Gallstones - Causes, Symptoms, Diagnosis, Prevention & Treatment

Addressing Gallstones

Dr.Santosh D Hajare profile Authored by Dr.Santosh D Hajare on 26 Aug 2014 - 17:44.

Gallstones refers to the hardened substances (cholesterol and bile pigments) that can form in the gallbladder. The gallbladder is an organ located under the liver which stores bile and releases into the small intestine when required. The number of gallstone/s developed may vary from person to person. Some may develop a single gallstone, and others may develop multiple gallstones at the same time. The size of the gallstone may range from very fine sand to as large as a lemon or even larger than that. People above 60 yearsand particularly women are more likely to develop gall stones.

Gallstones are of two types depending on the composition of the stones formed:

  • Cholesterol gallstones: These are developed as a result of excess cholesterol in the bile and appear yellow-green in color. These are common and accounts for almost 80 percent of total incidences.
  • Pigment gallstones: These are quite uncommon and smaller in size as compared to cholesterol stones. These often occur in dark brown color due to bilirubin content.

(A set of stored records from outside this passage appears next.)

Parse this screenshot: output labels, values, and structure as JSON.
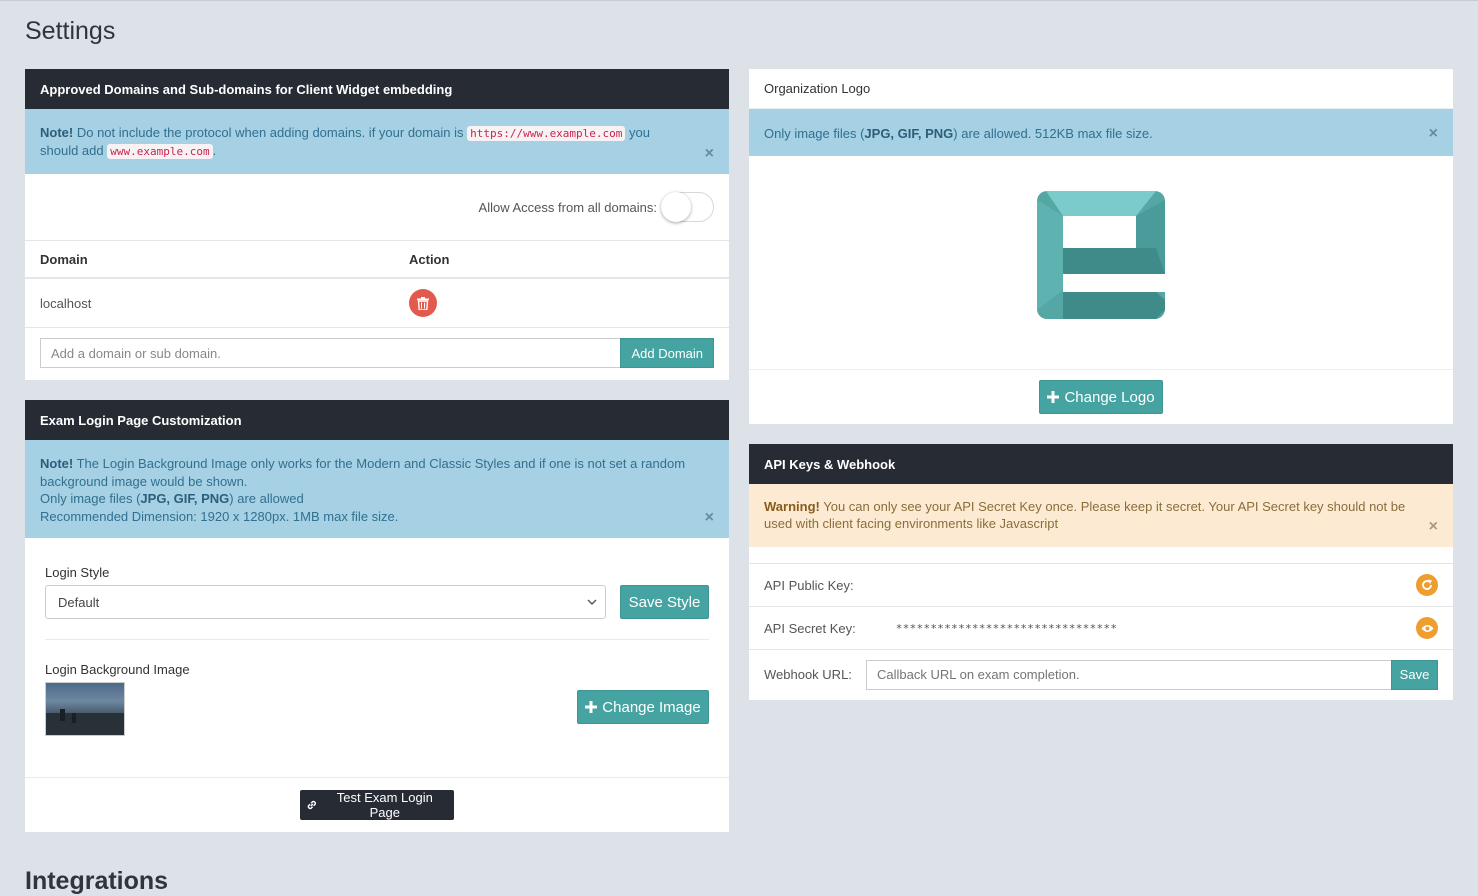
{
  "page": {
    "title": "Settings",
    "next_section_title": "Integrations"
  },
  "domains_panel": {
    "title": "Approved Domains and Sub-domains for Client Widget embedding",
    "note_strong": "Note!",
    "note_text_1": "Do not include the protocol when adding domains. if your domain is",
    "note_code_1": "https://www.example.com",
    "note_text_2": "you should add",
    "note_code_2": "www.example.com",
    "note_text_3": ".",
    "close": "×",
    "allow_label": "Allow Access from all domains:",
    "allow_all_enabled": false,
    "columns": [
      "Domain",
      "Action"
    ],
    "rows": [
      {
        "domain": "localhost"
      }
    ],
    "input_placeholder": "Add a domain or sub domain.",
    "add_button": "Add Domain"
  },
  "exam_panel": {
    "title": "Exam Login Page Customization",
    "note_strong": "Note!",
    "note_line_1": "The Login Background Image only works for the Modern and Classic Styles and if one is not set a random background image would be shown.",
    "note_line_2_pre": "Only image files (",
    "note_line_2_types": "JPG, GIF, PNG",
    "note_line_2_post": ") are allowed",
    "note_line_3": "Recommended Dimension: 1920 x 1280px. 1MB max file size.",
    "close": "×",
    "login_style_label": "Login Style",
    "login_style_value": "Default",
    "save_style_button": "Save Style",
    "bg_image_label": "Login Background Image",
    "change_image_button": "Change Image",
    "test_button": "Test Exam Login Page"
  },
  "logo_panel": {
    "title": "Organization Logo",
    "info_pre": "Only image files (",
    "info_types": "JPG, GIF, PNG",
    "info_post": ") are allowed. 512KB max file size.",
    "close": "×",
    "change_logo_button": "Change Logo",
    "colors": {
      "teal_light": "#7acbca",
      "teal_mid": "#55a7a5",
      "teal_dark": "#3f8b89"
    }
  },
  "api_panel": {
    "title": "API Keys & Webhook",
    "warning_strong": "Warning!",
    "warning_text": "You can only see your API Secret Key once. Please keep it secret. Your API Secret key should not be used with client facing environments like Javascript",
    "close": "×",
    "public_key_label": "API Public Key:",
    "public_key_value": "",
    "secret_key_label": "API Secret Key:",
    "secret_key_value": "********************************",
    "webhook_label": "Webhook URL:",
    "webhook_placeholder": "Callback URL on exam completion.",
    "save_button": "Save"
  },
  "icons": {
    "refresh": "refresh-icon",
    "eye": "eye-icon",
    "trash": "trash-icon",
    "plus": "plus-icon",
    "link": "link-icon",
    "chevron": "chevron-down-icon"
  }
}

Certain factors may make you prone to develop gallstones. These may include:

  • Genetics
  • Obesity
  • Pregnancy or on birth control pills
  • Age                     
  • Being a woman
  • Taking cholesterol lowering drugs
  • Having diabetes
  • Sudden and unexpected weight loss
  • Eating food rich in fat, cholesterol, low fiber food

In most of the cases gallstones do not cause any symptoms and remain undiagnosed. These types of gallstones are referred as silent stones. However, these may be accidently diagnosed during a routine checkup or other screening tests. But in few cases, stones may block the duct and may cause several symptoms, which include:

  • Mild to severe pain in the upper abdomen (may last for a few minutes to hours).
  • Pain in the upper back between shoulders.
  • Nausea and vomiting.
  • Indigestion
  • Bloating
  • Burning sensation in the chest.
  • Gas problem

Most of the times, gallstones can be diagnosed while screening for other illnesses. However, in suspected cases, several tests and procedures can be used to detect and confirm the presence of gallstones. These may include:

  • Imaging studies: To obtain the clear image of the abdomen, you may have to undergo certain imaging examinations such as computerized tomography (CT) scans and ultrasound. These obtained images can be examined to find out the signs of gallstones.
  • Special dye tests: To detect the blockage in the duct caused due to gallstones. It utilizes a special dye which helps to highlight the bile duct on obtaining images through Hepatobiliaryiminodiacetic acid (HIDA) scan, magnetic resonance imaging (MRI) etc.
  • Laboratory tests: These often include various blood examinations to trace out the presence of any infection, jaundice, gastritis or pancreatitis etc.

Treatment for ‘silent stones’: Those stones detected accidently and do not cause any symptoms often do not require any treatment. However, awarenesscan help to be alert about the symptoms that may occur eventually.

Treatment for symptomatic gallstones: For those who experience the symptoms, treatment approach may include certain medications or surgery to remove the gallstones.

Drugs and medications: This approach is taken for those patients who are reluctant to go for a surgery. Drugs may eventually dissolve gallstones, but it may take quite long. Sometimes, medications may not work and thus this approach is rarely preferred.

Cholecystectomy: It is a surgery performed to remove the gallbladder. This surgery enables the direct flow of bile from liver to small intestine. The surgery does not disturb any of the functions of the digestive system, but it may cause temporary diarrhea.

Moreover, gallstones detected while diagnostic procedure endoscopic retrograde cholangiopancreatography (ERCP) can be removed simultaneously during the procedure.

Complications:

Untreated or poorly managed gallstones may lead to several complications. These may include:

  • Cholecystitis (inflammation of the gallbladder) causing severe pain accompanied by fever
  • Jaundice
  • Infection of the bile duct
  • Pancreatitis (inflammation of the pancreas due to blockage in the pancreatic duct due to gallstone)
  • Pancreatitis may require hospitalization and attention
  • Increased risk of gallbladder cancer (it’s very rare)

Implementing certain measures may help one to reduce the risk of developing the gallstones. These may include:

  • Eat a healthy and balanced food
  • Do not skip meals
  • Maintain a healthy weight
  • Lose weight gradually
  • Exercise regularly
  • Eat food rich in fiber
  • Avoid eating fatty food rich in cholesterol
*Disclaimer This is not medical advice. The content is for educational purposes only. Please contact your doctor for any health care issues.